Go over the data and work out how many lines include the word "background". Give that number only.

→ SUPPLIED INFORMATION:
+---+
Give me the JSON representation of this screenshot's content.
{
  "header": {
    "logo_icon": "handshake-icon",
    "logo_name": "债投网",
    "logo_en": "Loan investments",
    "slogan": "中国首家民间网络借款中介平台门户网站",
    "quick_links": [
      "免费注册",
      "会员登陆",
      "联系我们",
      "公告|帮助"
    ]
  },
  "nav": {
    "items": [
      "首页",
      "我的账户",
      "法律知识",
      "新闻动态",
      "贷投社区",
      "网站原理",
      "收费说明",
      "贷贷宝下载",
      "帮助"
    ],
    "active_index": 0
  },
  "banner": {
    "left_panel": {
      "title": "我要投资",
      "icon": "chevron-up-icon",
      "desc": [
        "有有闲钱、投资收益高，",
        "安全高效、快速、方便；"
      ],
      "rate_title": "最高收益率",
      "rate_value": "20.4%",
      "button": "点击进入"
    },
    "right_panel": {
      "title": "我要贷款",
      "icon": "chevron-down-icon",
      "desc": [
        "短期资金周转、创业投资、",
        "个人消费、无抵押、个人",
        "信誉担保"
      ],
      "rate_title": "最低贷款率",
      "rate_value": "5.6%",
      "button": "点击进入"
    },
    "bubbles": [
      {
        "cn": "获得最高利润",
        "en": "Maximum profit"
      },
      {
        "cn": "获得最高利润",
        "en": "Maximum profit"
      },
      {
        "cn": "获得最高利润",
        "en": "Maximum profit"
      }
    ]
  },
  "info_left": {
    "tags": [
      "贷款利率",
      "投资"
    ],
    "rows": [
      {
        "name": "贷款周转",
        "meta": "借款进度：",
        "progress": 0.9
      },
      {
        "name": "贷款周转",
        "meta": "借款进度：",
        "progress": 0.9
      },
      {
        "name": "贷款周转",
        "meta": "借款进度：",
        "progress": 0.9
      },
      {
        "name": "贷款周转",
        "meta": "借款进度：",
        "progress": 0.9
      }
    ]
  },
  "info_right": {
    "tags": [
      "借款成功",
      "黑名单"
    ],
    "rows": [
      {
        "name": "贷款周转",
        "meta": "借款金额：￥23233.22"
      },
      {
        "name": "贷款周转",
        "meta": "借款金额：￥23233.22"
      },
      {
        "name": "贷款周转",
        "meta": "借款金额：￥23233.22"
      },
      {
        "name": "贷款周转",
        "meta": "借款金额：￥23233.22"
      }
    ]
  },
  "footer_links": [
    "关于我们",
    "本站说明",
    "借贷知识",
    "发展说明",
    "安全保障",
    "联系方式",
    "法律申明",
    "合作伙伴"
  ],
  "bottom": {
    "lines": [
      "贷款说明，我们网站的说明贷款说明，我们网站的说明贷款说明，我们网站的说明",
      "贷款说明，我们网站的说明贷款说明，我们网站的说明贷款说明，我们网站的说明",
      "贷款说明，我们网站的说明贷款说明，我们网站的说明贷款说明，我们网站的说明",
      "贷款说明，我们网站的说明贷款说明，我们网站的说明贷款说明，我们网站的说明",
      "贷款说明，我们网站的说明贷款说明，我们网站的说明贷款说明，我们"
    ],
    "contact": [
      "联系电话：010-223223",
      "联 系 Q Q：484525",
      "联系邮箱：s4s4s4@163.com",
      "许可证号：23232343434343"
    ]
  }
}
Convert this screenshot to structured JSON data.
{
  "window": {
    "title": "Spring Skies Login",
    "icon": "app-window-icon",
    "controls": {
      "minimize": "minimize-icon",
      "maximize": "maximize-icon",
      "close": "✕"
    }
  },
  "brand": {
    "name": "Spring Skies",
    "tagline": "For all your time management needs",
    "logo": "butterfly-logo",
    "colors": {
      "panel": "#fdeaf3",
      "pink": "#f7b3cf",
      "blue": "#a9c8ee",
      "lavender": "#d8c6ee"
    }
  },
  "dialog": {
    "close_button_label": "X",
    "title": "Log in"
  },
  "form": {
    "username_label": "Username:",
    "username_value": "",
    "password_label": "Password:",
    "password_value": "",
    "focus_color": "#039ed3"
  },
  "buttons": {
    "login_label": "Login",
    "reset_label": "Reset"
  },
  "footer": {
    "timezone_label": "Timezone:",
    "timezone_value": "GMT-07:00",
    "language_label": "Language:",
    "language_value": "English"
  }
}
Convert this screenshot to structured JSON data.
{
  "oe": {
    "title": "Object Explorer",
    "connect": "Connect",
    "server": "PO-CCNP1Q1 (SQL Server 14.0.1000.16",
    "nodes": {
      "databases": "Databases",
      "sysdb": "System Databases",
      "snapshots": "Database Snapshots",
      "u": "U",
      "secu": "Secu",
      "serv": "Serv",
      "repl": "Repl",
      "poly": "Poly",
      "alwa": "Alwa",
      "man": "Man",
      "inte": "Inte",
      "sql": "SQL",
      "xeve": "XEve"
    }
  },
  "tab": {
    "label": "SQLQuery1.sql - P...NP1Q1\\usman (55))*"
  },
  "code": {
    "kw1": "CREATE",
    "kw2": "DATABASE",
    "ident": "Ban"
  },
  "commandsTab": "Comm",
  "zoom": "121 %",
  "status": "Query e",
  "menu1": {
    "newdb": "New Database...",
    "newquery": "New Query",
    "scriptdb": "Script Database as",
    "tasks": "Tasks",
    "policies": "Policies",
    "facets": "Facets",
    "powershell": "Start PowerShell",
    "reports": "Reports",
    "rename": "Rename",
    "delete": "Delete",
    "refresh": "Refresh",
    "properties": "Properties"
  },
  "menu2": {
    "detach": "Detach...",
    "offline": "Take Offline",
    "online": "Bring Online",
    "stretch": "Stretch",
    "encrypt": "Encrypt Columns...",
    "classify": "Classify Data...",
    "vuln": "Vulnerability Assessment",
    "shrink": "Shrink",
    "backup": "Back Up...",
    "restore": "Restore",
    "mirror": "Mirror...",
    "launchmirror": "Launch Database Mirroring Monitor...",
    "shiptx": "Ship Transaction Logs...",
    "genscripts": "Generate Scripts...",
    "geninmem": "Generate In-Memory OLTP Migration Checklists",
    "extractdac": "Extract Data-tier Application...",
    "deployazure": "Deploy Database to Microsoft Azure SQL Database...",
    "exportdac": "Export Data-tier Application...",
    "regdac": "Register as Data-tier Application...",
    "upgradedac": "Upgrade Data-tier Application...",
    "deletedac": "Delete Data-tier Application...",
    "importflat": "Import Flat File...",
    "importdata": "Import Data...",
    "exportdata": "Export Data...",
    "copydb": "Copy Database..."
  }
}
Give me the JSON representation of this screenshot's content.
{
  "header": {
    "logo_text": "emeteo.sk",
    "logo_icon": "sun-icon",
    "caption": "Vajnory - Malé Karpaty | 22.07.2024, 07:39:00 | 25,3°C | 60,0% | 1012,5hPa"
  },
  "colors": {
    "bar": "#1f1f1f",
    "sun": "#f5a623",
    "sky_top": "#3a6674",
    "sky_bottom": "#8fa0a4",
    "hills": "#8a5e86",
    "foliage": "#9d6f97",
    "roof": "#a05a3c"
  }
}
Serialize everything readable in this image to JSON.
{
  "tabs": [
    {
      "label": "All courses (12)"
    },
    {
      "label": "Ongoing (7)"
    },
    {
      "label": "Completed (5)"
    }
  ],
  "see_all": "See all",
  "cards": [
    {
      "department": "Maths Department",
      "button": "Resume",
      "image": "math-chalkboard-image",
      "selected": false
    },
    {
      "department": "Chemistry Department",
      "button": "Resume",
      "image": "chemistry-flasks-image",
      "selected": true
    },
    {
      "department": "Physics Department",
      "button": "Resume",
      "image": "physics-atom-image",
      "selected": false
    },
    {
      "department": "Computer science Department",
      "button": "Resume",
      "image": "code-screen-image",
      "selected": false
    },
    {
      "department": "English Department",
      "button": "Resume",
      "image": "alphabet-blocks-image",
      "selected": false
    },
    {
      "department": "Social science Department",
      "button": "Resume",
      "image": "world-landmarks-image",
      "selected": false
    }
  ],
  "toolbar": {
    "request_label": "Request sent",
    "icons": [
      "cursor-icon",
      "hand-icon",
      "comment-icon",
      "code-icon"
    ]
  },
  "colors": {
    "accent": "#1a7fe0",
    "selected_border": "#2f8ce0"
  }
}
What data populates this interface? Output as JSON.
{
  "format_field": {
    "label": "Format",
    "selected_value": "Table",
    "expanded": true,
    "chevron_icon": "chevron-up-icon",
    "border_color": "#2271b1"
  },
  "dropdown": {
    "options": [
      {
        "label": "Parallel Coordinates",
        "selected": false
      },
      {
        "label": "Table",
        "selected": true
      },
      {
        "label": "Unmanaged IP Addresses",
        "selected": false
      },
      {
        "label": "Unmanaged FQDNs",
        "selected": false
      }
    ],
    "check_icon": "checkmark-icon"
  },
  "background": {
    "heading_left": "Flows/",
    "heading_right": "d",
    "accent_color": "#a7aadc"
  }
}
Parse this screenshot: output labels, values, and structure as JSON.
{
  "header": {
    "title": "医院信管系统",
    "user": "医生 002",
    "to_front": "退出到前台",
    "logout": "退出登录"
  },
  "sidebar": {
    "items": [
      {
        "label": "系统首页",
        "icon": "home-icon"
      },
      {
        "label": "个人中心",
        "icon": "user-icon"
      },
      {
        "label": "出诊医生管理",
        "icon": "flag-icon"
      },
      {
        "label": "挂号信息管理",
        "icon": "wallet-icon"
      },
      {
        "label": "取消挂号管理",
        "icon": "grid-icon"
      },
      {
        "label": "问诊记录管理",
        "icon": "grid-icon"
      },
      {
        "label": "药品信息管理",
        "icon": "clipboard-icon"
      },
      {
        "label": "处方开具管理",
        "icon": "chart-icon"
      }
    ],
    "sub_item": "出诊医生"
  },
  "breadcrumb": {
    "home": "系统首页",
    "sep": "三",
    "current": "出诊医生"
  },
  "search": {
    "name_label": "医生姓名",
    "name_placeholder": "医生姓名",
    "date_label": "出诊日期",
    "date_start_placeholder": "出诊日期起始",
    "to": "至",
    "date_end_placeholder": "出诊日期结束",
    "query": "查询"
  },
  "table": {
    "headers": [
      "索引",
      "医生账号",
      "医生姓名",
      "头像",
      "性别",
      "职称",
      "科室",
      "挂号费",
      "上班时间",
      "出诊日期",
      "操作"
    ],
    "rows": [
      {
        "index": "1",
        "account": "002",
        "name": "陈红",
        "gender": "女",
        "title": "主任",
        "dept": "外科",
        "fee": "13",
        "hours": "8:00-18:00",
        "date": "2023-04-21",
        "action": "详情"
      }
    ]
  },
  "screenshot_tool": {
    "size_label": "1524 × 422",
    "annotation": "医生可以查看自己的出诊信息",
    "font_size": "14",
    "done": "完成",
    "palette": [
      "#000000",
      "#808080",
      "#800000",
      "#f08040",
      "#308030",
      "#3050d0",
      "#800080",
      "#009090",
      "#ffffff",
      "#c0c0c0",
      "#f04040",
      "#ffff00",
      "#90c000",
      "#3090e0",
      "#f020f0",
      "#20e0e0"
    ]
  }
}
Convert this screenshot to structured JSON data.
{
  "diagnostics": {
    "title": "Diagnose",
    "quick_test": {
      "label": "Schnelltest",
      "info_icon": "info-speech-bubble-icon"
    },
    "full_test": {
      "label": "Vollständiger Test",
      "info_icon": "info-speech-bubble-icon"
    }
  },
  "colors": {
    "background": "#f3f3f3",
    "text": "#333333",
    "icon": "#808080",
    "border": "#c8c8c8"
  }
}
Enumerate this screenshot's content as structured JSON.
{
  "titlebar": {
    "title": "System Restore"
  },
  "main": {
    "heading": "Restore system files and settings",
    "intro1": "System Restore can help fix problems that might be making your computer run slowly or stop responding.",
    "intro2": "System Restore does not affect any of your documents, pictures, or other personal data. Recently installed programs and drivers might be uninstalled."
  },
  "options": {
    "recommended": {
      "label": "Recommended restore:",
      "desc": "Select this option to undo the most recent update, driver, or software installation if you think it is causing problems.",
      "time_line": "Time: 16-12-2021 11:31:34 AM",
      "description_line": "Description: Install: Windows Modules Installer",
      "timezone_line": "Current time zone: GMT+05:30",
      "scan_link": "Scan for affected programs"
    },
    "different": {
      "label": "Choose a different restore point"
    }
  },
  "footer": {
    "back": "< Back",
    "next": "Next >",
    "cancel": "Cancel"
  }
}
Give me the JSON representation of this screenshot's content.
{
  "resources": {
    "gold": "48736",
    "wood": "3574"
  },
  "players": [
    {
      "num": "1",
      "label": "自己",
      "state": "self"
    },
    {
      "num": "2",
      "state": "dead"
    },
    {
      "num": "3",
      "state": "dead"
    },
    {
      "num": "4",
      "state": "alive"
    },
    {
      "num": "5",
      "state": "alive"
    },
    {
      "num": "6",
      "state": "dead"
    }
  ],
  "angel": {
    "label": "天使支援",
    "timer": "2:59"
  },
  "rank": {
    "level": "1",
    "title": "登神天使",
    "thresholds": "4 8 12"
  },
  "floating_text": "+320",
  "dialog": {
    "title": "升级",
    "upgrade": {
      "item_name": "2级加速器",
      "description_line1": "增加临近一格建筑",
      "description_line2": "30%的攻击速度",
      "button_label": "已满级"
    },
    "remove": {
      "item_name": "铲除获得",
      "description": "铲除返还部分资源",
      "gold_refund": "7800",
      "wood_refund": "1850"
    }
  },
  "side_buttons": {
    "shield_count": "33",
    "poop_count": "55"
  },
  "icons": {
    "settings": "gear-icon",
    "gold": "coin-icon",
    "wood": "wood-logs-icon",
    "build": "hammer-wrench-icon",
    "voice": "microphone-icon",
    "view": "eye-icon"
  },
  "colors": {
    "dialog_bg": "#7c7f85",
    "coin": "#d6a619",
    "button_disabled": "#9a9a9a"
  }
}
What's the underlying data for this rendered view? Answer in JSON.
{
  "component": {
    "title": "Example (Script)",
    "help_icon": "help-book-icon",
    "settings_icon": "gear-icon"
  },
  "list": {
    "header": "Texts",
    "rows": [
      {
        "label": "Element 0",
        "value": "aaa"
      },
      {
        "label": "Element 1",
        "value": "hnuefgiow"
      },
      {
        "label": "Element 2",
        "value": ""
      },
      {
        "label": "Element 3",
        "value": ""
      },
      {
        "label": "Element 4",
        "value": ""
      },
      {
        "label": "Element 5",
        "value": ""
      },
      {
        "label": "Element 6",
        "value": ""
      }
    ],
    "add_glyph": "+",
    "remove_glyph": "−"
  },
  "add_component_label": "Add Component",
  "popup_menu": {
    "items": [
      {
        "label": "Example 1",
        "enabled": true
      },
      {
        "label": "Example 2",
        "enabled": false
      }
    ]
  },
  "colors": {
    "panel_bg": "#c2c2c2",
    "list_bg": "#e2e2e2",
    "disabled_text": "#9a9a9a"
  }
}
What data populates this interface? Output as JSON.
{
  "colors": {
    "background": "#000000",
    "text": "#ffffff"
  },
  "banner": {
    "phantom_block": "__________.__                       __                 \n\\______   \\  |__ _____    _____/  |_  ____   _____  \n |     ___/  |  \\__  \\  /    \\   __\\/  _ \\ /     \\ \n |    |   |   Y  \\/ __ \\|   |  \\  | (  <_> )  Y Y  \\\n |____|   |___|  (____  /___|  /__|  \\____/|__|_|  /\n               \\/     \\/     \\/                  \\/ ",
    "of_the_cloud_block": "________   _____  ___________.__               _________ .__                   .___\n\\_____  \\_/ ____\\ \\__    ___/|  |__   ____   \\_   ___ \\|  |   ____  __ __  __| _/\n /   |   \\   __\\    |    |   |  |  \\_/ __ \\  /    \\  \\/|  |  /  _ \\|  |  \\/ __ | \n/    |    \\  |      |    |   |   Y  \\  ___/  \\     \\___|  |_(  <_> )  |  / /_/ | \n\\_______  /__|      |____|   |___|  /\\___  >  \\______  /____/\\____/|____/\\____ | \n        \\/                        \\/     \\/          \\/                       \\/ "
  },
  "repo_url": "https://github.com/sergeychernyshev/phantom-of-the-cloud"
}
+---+
→ FINAL ANSWER:
3